Since the amount of fluid needed to stay hydrated differs from person to person and even from workout to workout, coaches, parents, and athletes need to know the early warning signs of dehydration.

The first signs of both dehydration and overheating, often fatigue and muscle cramps, might not seem that bad. But this is an excellent signal to slow down and cool down before symptoms worsen and impact the brain.

Other signs to watch for include:

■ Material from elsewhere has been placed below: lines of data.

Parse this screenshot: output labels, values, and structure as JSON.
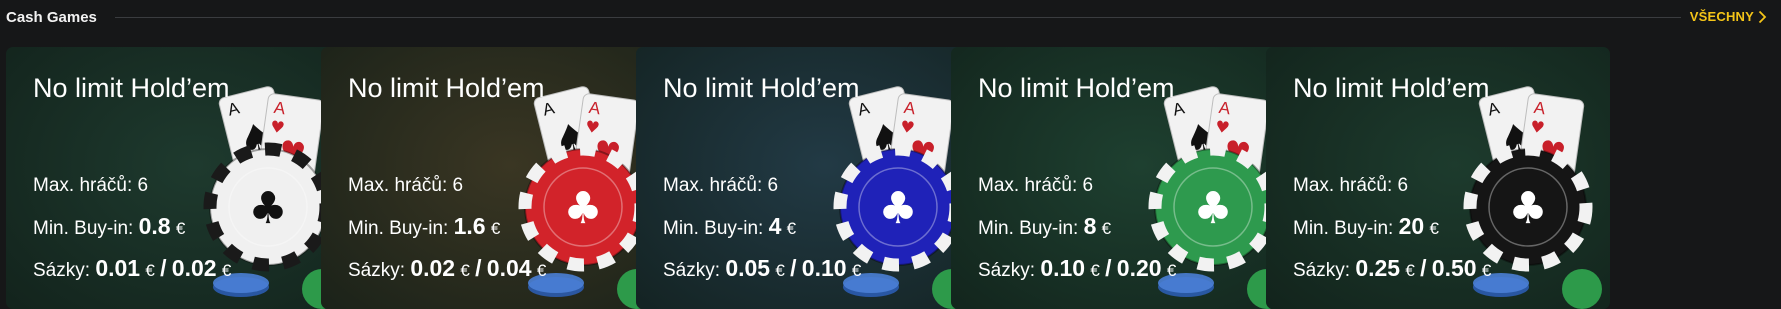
{
  "header": {
    "title": "Cash Games",
    "see_all": "VŠECHNY"
  },
  "labels": {
    "max_players": "Max. hráčů:",
    "min_buyin": "Min. Buy-in:",
    "stakes": "Sázky:",
    "currency": "€",
    "slash": "/"
  },
  "colors": {
    "accent": "#f5c518"
  },
  "cards": [
    {
      "title": "No limit Hold’em",
      "max_players": "6",
      "min_buyin": "0.8",
      "stake_small": "0.01",
      "stake_big": "0.02",
      "bg": "#1e3a2e",
      "chip": "#f0f0f0",
      "chip_stripe": "#1a1a1a",
      "chip_suit": "#111"
    },
    {
      "title": "No limit Hold’em",
      "max_players": "6",
      "min_buyin": "1.6",
      "stake_small": "0.02",
      "stake_big": "0.04",
      "bg": "#3a3623",
      "chip": "#d2232a",
      "chip_stripe": "#f2f2f2",
      "chip_suit": "#fff"
    },
    {
      "title": "No limit Hold’em",
      "max_players": "6",
      "min_buyin": "4",
      "stake_small": "0.05",
      "stake_big": "0.10",
      "bg": "#223a45",
      "chip": "#1f22b8",
      "chip_stripe": "#f2f2f2",
      "chip_suit": "#fff"
    },
    {
      "title": "No limit Hold’em",
      "max_players": "6",
      "min_buyin": "8",
      "stake_small": "0.10",
      "stake_big": "0.20",
      "bg": "#1e4030",
      "chip": "#2e9a4e",
      "chip_stripe": "#f2f2f2",
      "chip_suit": "#fff"
    },
    {
      "title": "No limit Hold’em",
      "max_players": "6",
      "min_buyin": "20",
      "stake_small": "0.25",
      "stake_big": "0.50",
      "bg": "#1d3b2d",
      "chip": "#151515",
      "chip_stripe": "#f2f2f2",
      "chip_suit": "#fff"
    }
  ]
}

  • Upset stomach or throwing up. These are not simply stomach issues but signs that the brain is under stress from the heat and are signs of heat exhaustion.
  • Confusion or dizziness. These can be symptoms of a late stage of overheating and this person should be cool, hydrated and seek medical attention if symptoms do not quickly reverse.
  • Unable to sweat. Once the core body temperature reaches above 103, the central nervous system can no longer regulate itself. The person often has a severe headache, nausea, and confusion but the lack of sweat is the unique part. This is a medical emergency because it signals heatstroke. While 9-1-1 is called, the person should be quickly cooled ideally in an ice bath.
girl drinking water after working out
The easiest way to avoid problems with dehydration or overheating is to drink enough liquid before starting outdoor summer activities

A Useful Hydration Checklist

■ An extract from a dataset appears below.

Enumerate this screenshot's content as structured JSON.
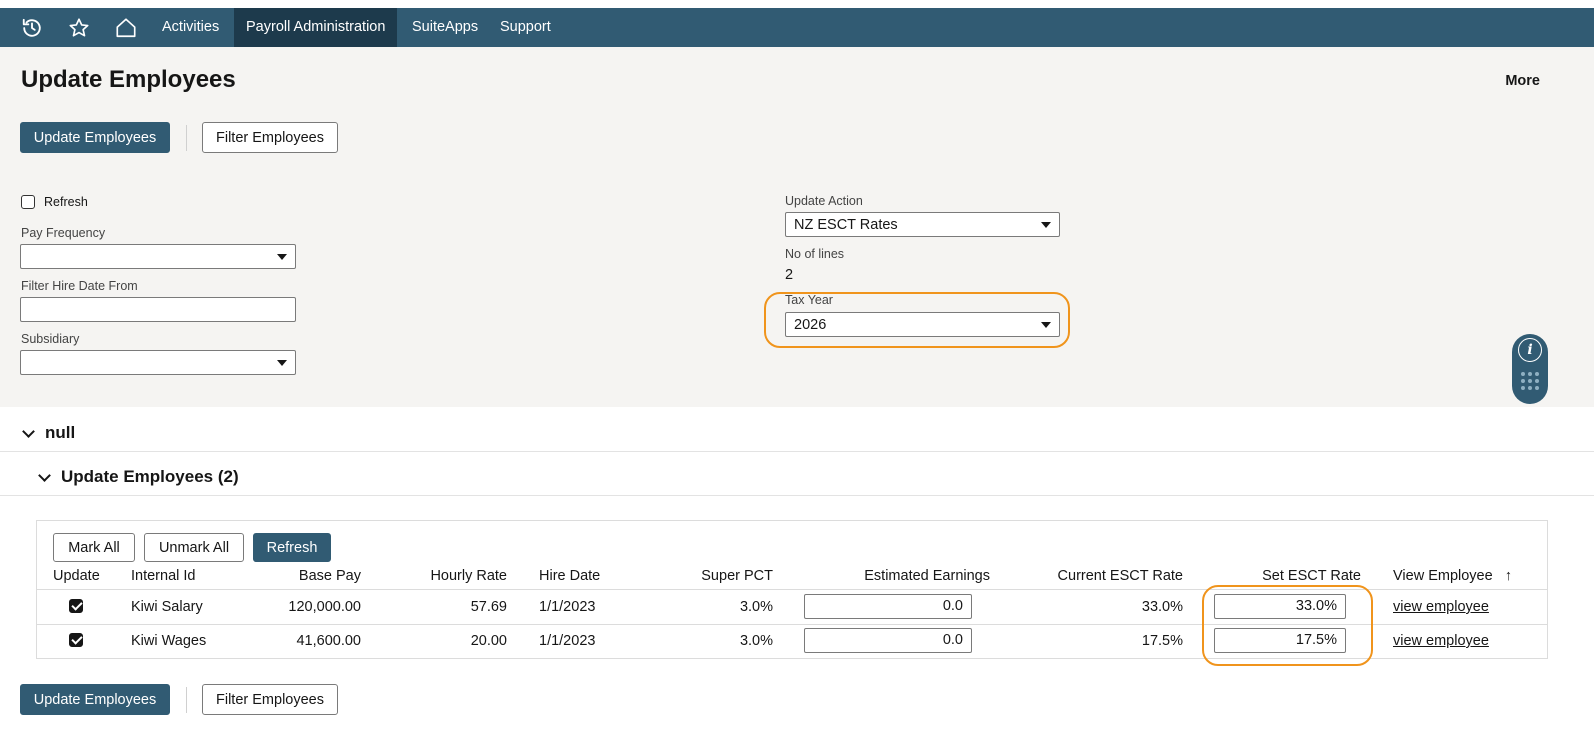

The easiest way to avoid problems with dehydration or overheating is to drink enough liquid before starting outdoor summer activities. But that doesn’t mean chugging a bottle of water in the car on the way to practice. Instead, aim to stay hydrated all day. This checklist can help you, your loved ones, or your team plan ahead:

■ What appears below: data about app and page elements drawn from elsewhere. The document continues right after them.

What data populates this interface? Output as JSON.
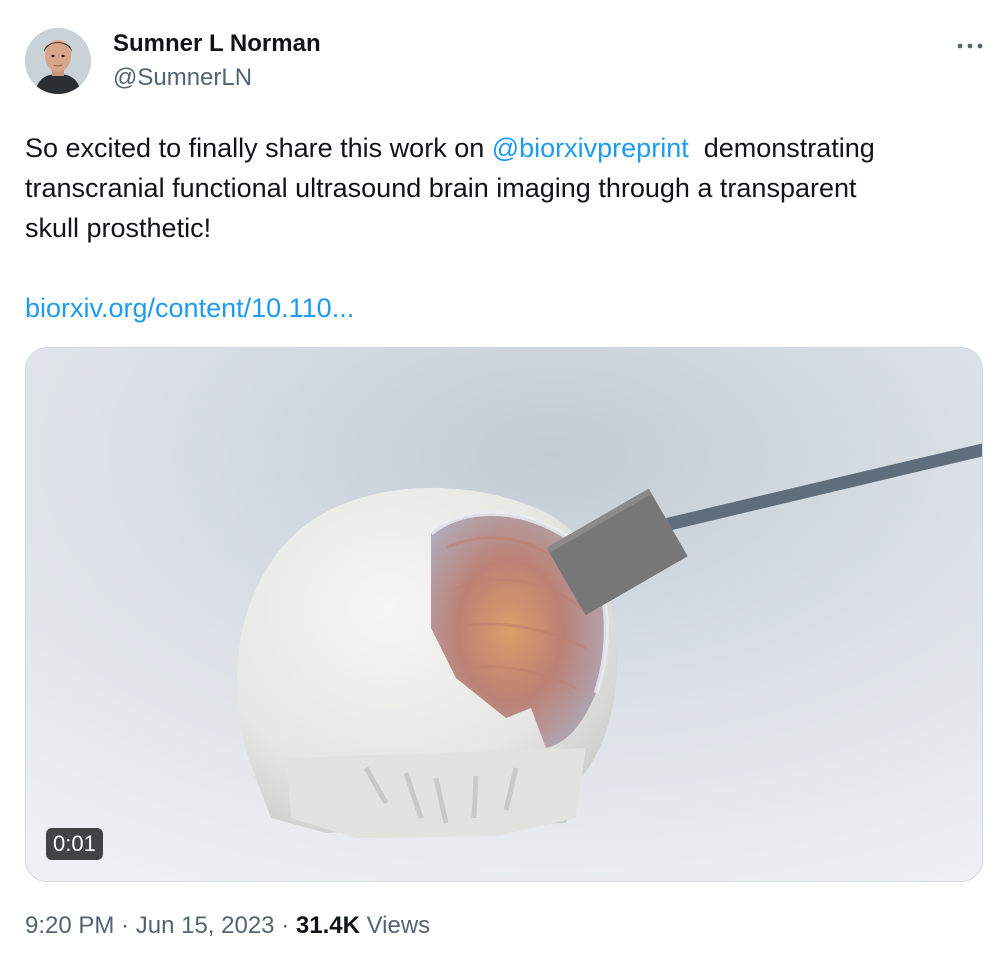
{
  "author": {
    "display_name": "Sumner L Norman",
    "handle": "@SumnerLN"
  },
  "more_icon": "more-horizontal-icon",
  "tweet": {
    "text_part1": "So excited to finally share this work on ",
    "mention": "@biorxivpreprint",
    "text_part2": "  demonstrating",
    "line2": "transcranial functional ultrasound brain imaging through a transparent",
    "line3": "skull prosthetic!",
    "link": "biorxiv.org/content/10.110..."
  },
  "media": {
    "type": "video",
    "duration": "0:01"
  },
  "meta": {
    "time": "9:20 PM",
    "separator": "·",
    "date": "Jun 15, 2023",
    "views_count": "31.4K",
    "views_label": "Views"
  },
  "colors": {
    "link": "#1d9bf0",
    "text": "#0f1419",
    "secondary": "#536471"
  }
}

  • Drink water early and often. Hydrating should start the day before a practice or event. Planning to drink water before you exercise is like taking the time to study before a test.
  • Know when you need more than water. Water is usually enough to keep us hydrated since we get plenty of electrolytes in our food. But if you are planning an hour or more of intense activity and sweating, our bodies may also need to replace some of the electrolytes lost to sweat. These include minerals like sodium, potassium, and magnesium. Sports drinks or powdered supplements can be used to replace them.
  • Avoid too much sugar and caffeine. Be intentional about when you drink something other than water. While some sugar is important to fuel our muscles for exercise, getting too much isn’t healthy. Caffeine isn’t good for young bodies, especially in the high quantities seen in energy drinks. To stay hydrated this summer, I encourage you to look for sports liquids or powder packets that add electrolytes without too much sugar or caffeine.
  • Drink liquids during and after each workout. It’s important to refill your body with water as soon as you can. Don’t wait to get home; aim to take enough water with you to stay hydrated. Quickly replenishing your body after the workout helps you recover faster and be ready for the next game or practice.
  • Check for the right pee color. Dark yellow urine is a sign of dehydration. Clear or light yellow pee means you’re probably hydrated enough for a workout.
  • Exercise in the early morning or evening. Whenever possible, avoid the peak heat hours and wear light, moisture-wicking clothing.
man drinking a sports drink while playing basketball
If you are planning an hour or more of intense activity and sweating, replace electrolytes with sports drinks or powdered supplements low in sugar and caffeine.

Drink Liquids with Purpose

It takes a little work to stay hydrated in the summer. But athletes know that hard work often pays off in better performance.

Before the summer sun gets any hotter, talk to your HMG provider. Find out the best ways for you, your kids, or your athletes to stay hydrated. Treat your body to a cold glass of water—then go outside to enjoy your sports.

Lindsay Remy, MD has been with HMG since 2017 and practices at HMG Orthopedics & Sports Medicine in Bristol, Kingsport and Johnson City. She is a Sports Orthopedic Surgeon and a member of the American Academy of Orthopedic Surgeons, the Arthroscopy Association of North America, and the American Orthopedic Society for Sports Medicine. Her patients include high school, collegiate, professional athletes as well as weekend warriors.